The army statement is being seen as a call for parliament's dissolution
EU Enlargement Commissioner Olli Rehn said the controversy was a test case for the military to respect democracy.
In a statement after a disputed vote by MPs on Friday, the army said it would defend Turkey's secular system.
In the first round of voting, the ruling AK party's candidate, Abdullah Gul, narrowly failed to win.
Mr Gul, who is also foreign minister, secured 357 votes - just 10 short of the 367, or two thirds of all deputies needed to win in the first round.
The main secular opposition party boycotted the vote and said it would challenge the election in court.
Mr Rehn was speaking after a meeting of the Brussels Forum, on the EU's troubled relations with Turkey.
Turkey is an EU candidate but entry negotiations have been partially frozen because of a dispute over Cyprus. The EU is also concerned that Turkey's commitment to political reform is weakening.
Foreign Minister Abdullah Gul faces another round of voting next week
The enlargement commissioner said it was important that the military left democracy to the democratically elected government.
"This is a clear test case whether the Turkish armed forces respect democratic secularization and democratic values," he said.
"The timing is rather surprising and strange. It's important that the military respects also the rules of the democratic game and its own role in that democratic game," he said.
The army said it was following the election process with concern and would not shy away from defending secularism.
The BBC's Sarah Rainsford in Istanbul says the late-night army statement has caused a real stir in Turkey, as it is being seen as a direct warning to the government.
President chosen by 550 MPs
Two-thirds majority (367) needed to win in first or second round
Simple majority (276) needed if the contest reaches later rounds
Opposition want vote invalid if under 367 MPs attend
Parliament speaker insists usual quorum of 184 will suffice
Many also believe that it is also a message to the judges in the constitutional court to declare the vote invalid and dissolve parliament, our correspondent says.

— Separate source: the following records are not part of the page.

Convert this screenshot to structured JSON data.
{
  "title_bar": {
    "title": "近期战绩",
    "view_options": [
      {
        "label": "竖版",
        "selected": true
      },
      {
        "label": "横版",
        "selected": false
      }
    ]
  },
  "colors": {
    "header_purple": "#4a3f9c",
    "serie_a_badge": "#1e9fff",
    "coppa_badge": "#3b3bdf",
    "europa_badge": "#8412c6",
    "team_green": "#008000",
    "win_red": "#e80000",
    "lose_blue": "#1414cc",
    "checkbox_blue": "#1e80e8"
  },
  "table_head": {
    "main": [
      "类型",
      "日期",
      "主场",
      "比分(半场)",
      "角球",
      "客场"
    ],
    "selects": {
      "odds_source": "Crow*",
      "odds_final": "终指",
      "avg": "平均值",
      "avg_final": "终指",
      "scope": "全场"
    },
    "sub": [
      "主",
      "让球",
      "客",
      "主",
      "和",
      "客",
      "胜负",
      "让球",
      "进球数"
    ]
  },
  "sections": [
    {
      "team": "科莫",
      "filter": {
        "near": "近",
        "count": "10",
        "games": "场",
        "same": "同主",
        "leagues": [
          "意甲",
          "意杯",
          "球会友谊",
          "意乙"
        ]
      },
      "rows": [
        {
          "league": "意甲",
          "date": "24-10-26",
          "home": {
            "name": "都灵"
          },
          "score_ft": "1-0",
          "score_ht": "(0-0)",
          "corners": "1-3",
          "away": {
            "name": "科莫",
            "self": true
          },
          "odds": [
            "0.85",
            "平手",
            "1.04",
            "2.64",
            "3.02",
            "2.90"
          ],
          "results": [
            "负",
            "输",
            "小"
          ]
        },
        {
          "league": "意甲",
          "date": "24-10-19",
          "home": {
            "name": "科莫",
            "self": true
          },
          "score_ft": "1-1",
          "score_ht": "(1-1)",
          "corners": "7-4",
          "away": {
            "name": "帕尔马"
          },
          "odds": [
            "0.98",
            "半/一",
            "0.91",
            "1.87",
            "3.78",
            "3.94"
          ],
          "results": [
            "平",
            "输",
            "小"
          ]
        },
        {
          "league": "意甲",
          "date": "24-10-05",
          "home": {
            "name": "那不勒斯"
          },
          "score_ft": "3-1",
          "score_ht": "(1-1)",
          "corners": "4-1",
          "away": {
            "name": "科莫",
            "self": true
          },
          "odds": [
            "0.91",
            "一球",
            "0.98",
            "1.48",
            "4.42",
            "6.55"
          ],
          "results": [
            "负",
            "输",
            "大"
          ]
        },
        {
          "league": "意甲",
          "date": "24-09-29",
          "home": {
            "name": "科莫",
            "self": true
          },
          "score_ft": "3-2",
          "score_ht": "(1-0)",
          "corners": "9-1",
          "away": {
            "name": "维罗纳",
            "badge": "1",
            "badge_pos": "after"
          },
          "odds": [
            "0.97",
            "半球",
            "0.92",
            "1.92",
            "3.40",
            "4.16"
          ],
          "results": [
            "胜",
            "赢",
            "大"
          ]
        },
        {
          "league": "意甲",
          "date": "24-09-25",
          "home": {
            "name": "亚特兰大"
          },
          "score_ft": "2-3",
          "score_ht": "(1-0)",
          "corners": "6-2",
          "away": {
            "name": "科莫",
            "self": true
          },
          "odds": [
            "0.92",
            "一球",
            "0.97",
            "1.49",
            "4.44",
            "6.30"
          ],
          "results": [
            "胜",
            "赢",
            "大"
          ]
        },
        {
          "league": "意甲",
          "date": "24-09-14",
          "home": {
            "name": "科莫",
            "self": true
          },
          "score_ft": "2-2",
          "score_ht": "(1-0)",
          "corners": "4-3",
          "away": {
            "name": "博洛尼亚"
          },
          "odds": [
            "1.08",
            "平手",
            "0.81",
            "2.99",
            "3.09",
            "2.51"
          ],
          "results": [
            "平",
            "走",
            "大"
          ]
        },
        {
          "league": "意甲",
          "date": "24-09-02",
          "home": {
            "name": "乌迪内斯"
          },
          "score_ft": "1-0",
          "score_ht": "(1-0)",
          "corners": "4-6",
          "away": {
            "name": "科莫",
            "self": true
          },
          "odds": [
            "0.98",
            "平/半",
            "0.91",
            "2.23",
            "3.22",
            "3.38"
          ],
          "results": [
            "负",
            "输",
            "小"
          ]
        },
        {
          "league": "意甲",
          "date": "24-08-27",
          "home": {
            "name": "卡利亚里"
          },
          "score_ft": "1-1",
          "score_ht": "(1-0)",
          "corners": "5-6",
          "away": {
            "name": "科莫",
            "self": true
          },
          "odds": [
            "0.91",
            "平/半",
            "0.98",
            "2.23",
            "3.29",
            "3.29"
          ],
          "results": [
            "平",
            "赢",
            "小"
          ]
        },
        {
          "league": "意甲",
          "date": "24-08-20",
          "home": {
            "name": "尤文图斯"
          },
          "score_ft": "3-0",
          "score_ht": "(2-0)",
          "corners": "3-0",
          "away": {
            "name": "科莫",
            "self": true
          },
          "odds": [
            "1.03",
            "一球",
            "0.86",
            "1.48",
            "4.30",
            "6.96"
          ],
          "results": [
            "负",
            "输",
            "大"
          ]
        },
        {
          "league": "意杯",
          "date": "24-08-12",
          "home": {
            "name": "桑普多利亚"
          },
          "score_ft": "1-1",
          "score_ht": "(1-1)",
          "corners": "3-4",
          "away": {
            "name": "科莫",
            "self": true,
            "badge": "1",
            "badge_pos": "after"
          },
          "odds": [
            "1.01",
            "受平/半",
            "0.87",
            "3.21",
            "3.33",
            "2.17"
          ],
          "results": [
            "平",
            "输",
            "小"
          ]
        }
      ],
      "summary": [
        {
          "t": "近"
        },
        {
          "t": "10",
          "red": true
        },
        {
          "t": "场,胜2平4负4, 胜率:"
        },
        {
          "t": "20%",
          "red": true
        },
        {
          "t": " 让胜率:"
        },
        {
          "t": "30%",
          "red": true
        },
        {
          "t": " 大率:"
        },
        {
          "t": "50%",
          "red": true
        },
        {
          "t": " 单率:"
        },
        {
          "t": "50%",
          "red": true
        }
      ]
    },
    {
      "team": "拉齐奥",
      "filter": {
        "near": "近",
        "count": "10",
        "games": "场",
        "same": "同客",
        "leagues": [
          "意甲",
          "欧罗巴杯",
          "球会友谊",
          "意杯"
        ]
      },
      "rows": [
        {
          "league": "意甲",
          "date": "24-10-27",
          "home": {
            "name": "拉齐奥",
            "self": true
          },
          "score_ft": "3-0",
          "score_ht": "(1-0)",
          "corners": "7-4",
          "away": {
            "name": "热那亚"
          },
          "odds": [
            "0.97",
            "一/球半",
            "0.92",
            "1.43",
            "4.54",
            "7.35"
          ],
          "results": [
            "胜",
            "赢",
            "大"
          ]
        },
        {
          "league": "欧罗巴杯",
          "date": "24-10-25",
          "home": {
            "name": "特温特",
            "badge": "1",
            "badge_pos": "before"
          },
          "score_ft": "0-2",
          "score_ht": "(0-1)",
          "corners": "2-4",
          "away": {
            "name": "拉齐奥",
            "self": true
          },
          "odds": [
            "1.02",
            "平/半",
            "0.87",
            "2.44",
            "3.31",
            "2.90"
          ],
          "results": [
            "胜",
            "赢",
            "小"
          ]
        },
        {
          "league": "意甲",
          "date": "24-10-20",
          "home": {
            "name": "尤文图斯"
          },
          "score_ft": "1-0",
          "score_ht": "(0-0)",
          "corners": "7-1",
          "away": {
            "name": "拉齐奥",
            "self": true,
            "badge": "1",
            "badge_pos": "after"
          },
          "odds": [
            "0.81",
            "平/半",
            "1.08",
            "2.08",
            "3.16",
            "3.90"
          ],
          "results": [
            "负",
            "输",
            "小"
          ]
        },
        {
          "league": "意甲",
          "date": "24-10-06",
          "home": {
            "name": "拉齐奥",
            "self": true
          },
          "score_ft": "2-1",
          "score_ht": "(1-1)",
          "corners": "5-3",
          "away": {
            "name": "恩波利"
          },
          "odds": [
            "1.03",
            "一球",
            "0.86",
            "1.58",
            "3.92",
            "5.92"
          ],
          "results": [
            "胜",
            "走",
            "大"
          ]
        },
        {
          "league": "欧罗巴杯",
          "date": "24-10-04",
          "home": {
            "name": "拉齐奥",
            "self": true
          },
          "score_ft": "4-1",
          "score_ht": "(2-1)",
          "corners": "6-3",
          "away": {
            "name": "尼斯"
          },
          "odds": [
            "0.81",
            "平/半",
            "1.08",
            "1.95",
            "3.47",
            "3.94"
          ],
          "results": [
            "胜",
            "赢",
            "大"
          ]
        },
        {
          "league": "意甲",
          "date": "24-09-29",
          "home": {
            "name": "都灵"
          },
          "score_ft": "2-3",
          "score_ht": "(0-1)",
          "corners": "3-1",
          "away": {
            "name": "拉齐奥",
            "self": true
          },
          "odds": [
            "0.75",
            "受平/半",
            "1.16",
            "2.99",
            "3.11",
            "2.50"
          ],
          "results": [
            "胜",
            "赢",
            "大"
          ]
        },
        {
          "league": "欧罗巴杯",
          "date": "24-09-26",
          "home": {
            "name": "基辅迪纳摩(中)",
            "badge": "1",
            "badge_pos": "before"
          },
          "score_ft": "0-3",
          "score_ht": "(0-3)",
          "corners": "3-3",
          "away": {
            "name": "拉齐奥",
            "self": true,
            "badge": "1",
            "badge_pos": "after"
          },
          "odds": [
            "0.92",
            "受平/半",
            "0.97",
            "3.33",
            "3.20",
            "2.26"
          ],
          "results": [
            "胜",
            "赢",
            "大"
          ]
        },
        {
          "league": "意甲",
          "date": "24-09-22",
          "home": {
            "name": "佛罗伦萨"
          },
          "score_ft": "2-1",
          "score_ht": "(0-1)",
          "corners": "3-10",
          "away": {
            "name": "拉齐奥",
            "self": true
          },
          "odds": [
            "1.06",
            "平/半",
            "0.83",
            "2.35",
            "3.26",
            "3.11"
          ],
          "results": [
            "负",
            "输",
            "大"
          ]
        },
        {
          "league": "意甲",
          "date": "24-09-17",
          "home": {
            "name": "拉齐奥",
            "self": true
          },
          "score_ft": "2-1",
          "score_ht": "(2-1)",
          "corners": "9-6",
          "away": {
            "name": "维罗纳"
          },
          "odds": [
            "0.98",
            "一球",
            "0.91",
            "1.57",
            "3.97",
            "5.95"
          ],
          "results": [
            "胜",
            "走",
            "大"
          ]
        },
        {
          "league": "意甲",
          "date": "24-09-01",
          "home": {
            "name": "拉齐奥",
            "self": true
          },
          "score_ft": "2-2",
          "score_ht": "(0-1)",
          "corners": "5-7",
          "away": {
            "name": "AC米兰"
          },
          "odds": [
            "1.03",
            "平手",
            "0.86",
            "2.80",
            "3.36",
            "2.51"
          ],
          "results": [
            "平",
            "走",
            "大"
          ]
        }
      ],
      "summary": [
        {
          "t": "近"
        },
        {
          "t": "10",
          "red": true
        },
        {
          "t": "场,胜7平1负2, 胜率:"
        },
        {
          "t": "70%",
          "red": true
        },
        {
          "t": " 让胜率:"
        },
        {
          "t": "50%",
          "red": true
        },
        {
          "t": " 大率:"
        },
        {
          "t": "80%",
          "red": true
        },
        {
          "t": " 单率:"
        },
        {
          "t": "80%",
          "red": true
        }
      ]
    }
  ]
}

The army has carried out three coups in the last 50 years - in 1960, 1971 and 1980 - and in 1997 it intervened to force Turkey's first Islamist Prime Minister, Necmettin Erbakan, from power.
The AK (Justice and Development Party) is an offshoot of Mr Erbakan's Welfare Party, which was banned in 1998.
The opposition Republican People's Party (CHP) boycotted Friday's vote because it was not consulted on Mr Gul's selection as the AK candidate.
The CHP says it will challenge the election in court because only 361 MPs were present at the vote, fewer than the 367 it says is required for a quorum. AK says only a third of MPs are required.
A second round of voting is due on Wednesday and the court has said it will try to rule on the appeal before the vote.